→ **Records provided**
%%

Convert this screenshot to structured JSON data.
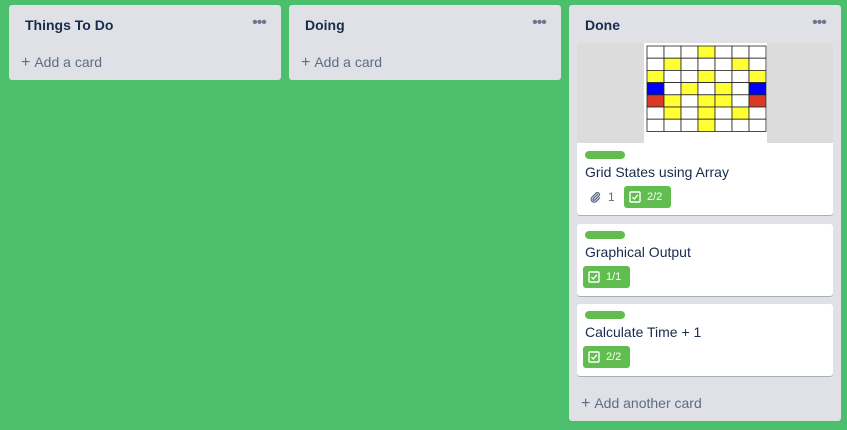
{
  "board": {
    "background": "#4bbf6b",
    "lists": [
      {
        "title": "Things To Do",
        "add_label": "Add a card"
      },
      {
        "title": "Doing",
        "add_label": "Add a card"
      },
      {
        "title": "Done",
        "add_label": "Add another card"
      }
    ],
    "menu_glyph": "•••",
    "plus_glyph": "+"
  },
  "done_cards": [
    {
      "title": "Grid States using Array",
      "label_color": "#61bd4f",
      "attachments": "1",
      "checklist": "2/2",
      "cover_grid": {
        "rows": 6,
        "cols": 7,
        "colors": {
          "w": "#ffffff",
          "y": "#ffff33",
          "b": "#0000ff",
          "r": "#d93a26"
        },
        "cells": [
          "wwwywww",
          "wywwwyw",
          "ywwywwy",
          "bwywywb",
          "rywyywr",
          "wywywyw"
        ],
        "extra_row": "wwwywww"
      }
    },
    {
      "title": "Graphical Output",
      "label_color": "#61bd4f",
      "checklist": "1/1"
    },
    {
      "title": "Calculate Time + 1",
      "label_color": "#61bd4f",
      "checklist": "2/2"
    }
  ]
}
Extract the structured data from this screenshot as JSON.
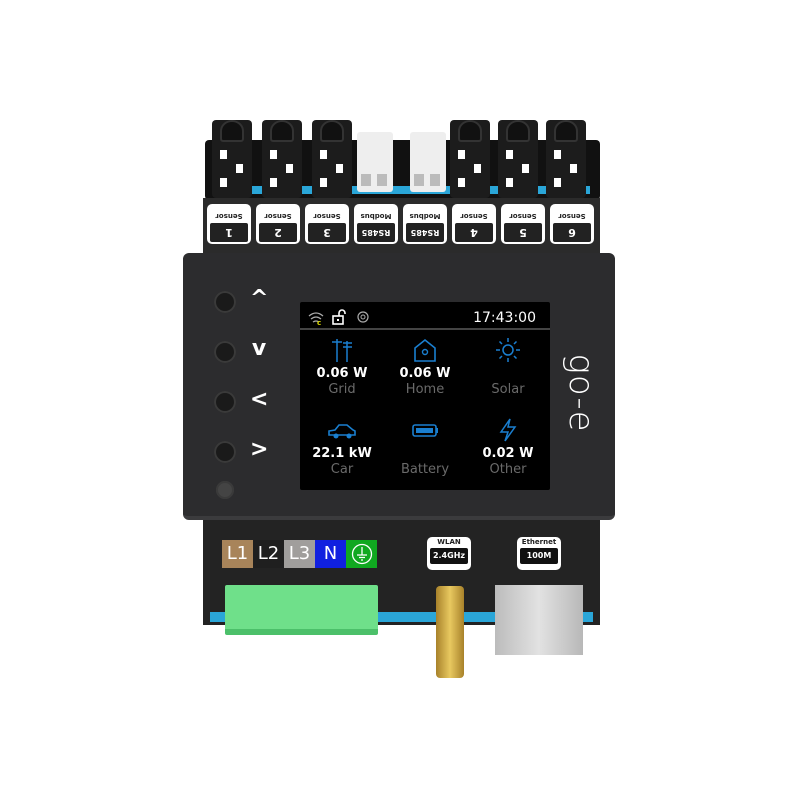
{
  "ports": [
    {
      "number": "1",
      "label": "Sensor"
    },
    {
      "number": "2",
      "label": "Sensor"
    },
    {
      "number": "3",
      "label": "Sensor"
    },
    {
      "number": "RS485",
      "label": "Modbus"
    },
    {
      "number": "RS485",
      "label": "Modbus"
    },
    {
      "number": "4",
      "label": "Sensor"
    },
    {
      "number": "5",
      "label": "Sensor"
    },
    {
      "number": "6",
      "label": "Sensor"
    }
  ],
  "nav_buttons": {
    "up": "^",
    "down": "v",
    "left": "<",
    "right": ">"
  },
  "screen": {
    "status_icons": [
      "wifi-icon",
      "unlock-icon",
      "network-icon"
    ],
    "time": "17:43:00",
    "tiles": [
      {
        "icon": "grid-pylon-icon",
        "value": "0.06 W",
        "name": "Grid"
      },
      {
        "icon": "home-icon",
        "value": "0.06 W",
        "name": "Home"
      },
      {
        "icon": "sun-icon",
        "value": "",
        "name": "Solar"
      },
      {
        "icon": "car-icon",
        "value": "22.1 kW",
        "name": "Car"
      },
      {
        "icon": "battery-icon",
        "value": "",
        "name": "Battery"
      },
      {
        "icon": "lightning-icon",
        "value": "0.02 W",
        "name": "Other"
      }
    ],
    "accent": "#1a7fd0"
  },
  "brand": "go-e",
  "phases": [
    {
      "label": "L1",
      "color": "#a8845a"
    },
    {
      "label": "L2",
      "color": "#1f1f1f"
    },
    {
      "label": "L3",
      "color": "#a09e9c"
    },
    {
      "label": "N",
      "color": "#1020e0"
    },
    {
      "label": "",
      "color": "#10a820",
      "icon": "ground-icon"
    }
  ],
  "wlan": {
    "title": "WLAN",
    "value": "2.4GHz"
  },
  "ethernet": {
    "title": "Ethernet",
    "value": "100M"
  }
}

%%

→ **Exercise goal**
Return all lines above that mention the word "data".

→ **Answer section**
Convert this screenshot to structured JSON data.
Extract the structured data from this screenshot as JSON.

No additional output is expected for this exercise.